by Cindy Hasz
American Reporter Correspondent
San Diego, Calif.
March 18, 2002
LILACS, WHITE CAPS, AND SOULS THAT SMOULDER
SAN DIEGO -- As I dropped down from the coastal hills toward the ocean today I had a hard time keeping my eyes on the road. The ocean was positively alive -- whitecaps like I haven't seen in my adult life, if ever.
Colors, too; several shades of greens and blues: cornflower blue the medium depths, dark slate blue out in the deep areas and a minty, iridescent foam green in the small waves as they arched to break on the shore. Better than any Impressionist's static attempt to capture light and movement, it was something out of St. John's Revelation, a living creature.
The white-whipped waves, millions of them all the way to the horizon, literally took my breath away. I watched from out in front of my patient's home as the seagull's and a few token pelicans hovered above me on great upward currents of salt air. None of them seemed too botherd to flap their wings. They soared aloft in formation, their wings still, drifting only slightly to the left and right in unison.
I found myself standing mouth open and in the middle of the road, my astonishment simply too great to hide. I pulled myself together and as I walked up the front steps to see my friend; I knew she hadn't seen any of it.
As usual, she was up on the second floor, on a certain spot on her couch, hunched over and wanting to die.
She'd just spent three weeks in the psychiatric ward and had returned home worse than when she went in. No medications seemed to help her; nothing did. I found myself praying as I walked down the hall towards her door, asking God for something to give her that would bring comfort and strength. I knew I had absolutely nothing to give her that would make any difference.
Strangely enough, after a brief bit of conversation, I found myself becoming unusually direct with her. She had just finished telling me what a relief death would be to her. I told her that I was sure it would be. She looked up at me stunned.
She'd expected me to try to talk her out of her despair. I surprised myself with the tack I was taking. "If you are really serious about it, I said, "you can decide to die and your body will obey." She looked at me as if I'd betrayed her. I started to go on but she silenced me.
"I don't want to die -- I want to live," she said through dark eyes wide, pleading. "All right, then," I answered her softly. "Make the decision to live."
Same day, different part of town; another elderly lady on hospice was following through with a decision of her own.
Her diagnosis was terminal, and she was letting go. I'd gotten her a hospital bed early in the day so that she could sit upright to relieve her difficult breathing. We'd started oxygen at two liters per minute and morphine every two hours for respiratory distress and breakthrough pain. She was completely at peace. The same ocean breeze was coming in through the window at the head of her bed.

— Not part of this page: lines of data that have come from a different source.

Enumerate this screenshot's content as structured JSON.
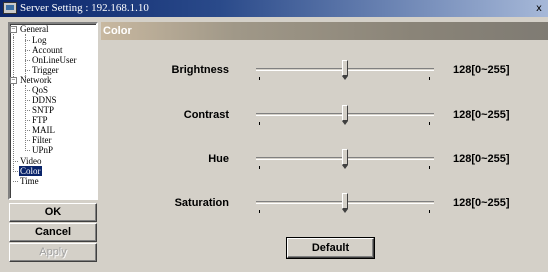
{
  "window": {
    "title": "Server Setting : 192.168.1.10",
    "close_label": "x"
  },
  "tree": {
    "items": [
      {
        "label": "General",
        "expander": "−"
      },
      {
        "label": "Log"
      },
      {
        "label": "Account"
      },
      {
        "label": "OnLineUser"
      },
      {
        "label": "Trigger"
      },
      {
        "label": "Network",
        "expander": "−"
      },
      {
        "label": "QoS"
      },
      {
        "label": "DDNS"
      },
      {
        "label": "SNTP"
      },
      {
        "label": "FTP"
      },
      {
        "label": "MAIL"
      },
      {
        "label": "Filter"
      },
      {
        "label": "UPnP"
      },
      {
        "label": "Video"
      },
      {
        "label": "Color",
        "selected": true
      },
      {
        "label": "Time"
      }
    ]
  },
  "buttons": {
    "ok": "OK",
    "cancel": "Cancel",
    "apply": "Apply",
    "default": "Default"
  },
  "panel": {
    "title": "Color",
    "settings": [
      {
        "label": "Brightness",
        "value": 128,
        "display": "128[0~255]",
        "min": 0,
        "max": 255
      },
      {
        "label": "Contrast",
        "value": 128,
        "display": "128[0~255]",
        "min": 0,
        "max": 255
      },
      {
        "label": "Hue",
        "value": 128,
        "display": "128[0~255]",
        "min": 0,
        "max": 255
      },
      {
        "label": "Saturation",
        "value": 128,
        "display": "128[0~255]",
        "min": 0,
        "max": 255
      }
    ]
  }
}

I thought of the last time we went out to lunch together. She'd had two cups of hot chocolate, quiche and a mound of purple grapes. She almost ignored the quiche but relished every single grape and stuffed her mouth full until she looked like a squirrel. We split some pecan pie; I took her home and tucked her into bed for an afternoon nap.
Now I was tucking her in for a very long nap indeed.
She told one of the aides the week previous after waking from sleep that she had been dreaming of flowers, all different kinds of flowers. I liked picturing her laughing with her head thrown characteristically back, in a field of flowers. Someone told me today she loved lilacs. I only wish I would have known that a long time ago.
For one woman, it is time to go. I am helping her to die well, free of pain and prepared to soar on the coming winds of the spirit. For the other woman life, not death, is her imperative. How can I persuade her that life is beautiful and good, though dangerous; that it can be joyous and exhilarating, as well as sorrowful?
Over and over again, I am humbled by the sovereignty of the human spirit. The power we hold in our hearts and minds is inviolate. I can only pray the winds that be will breathe renewed fire into this woman's frozen soul.
And, of course, I will do my part to blow gently on any coals that still smolder.
Cindy Hasz is a nurse and mother living in San Diego. She can be reached at firstname.lastname@example.org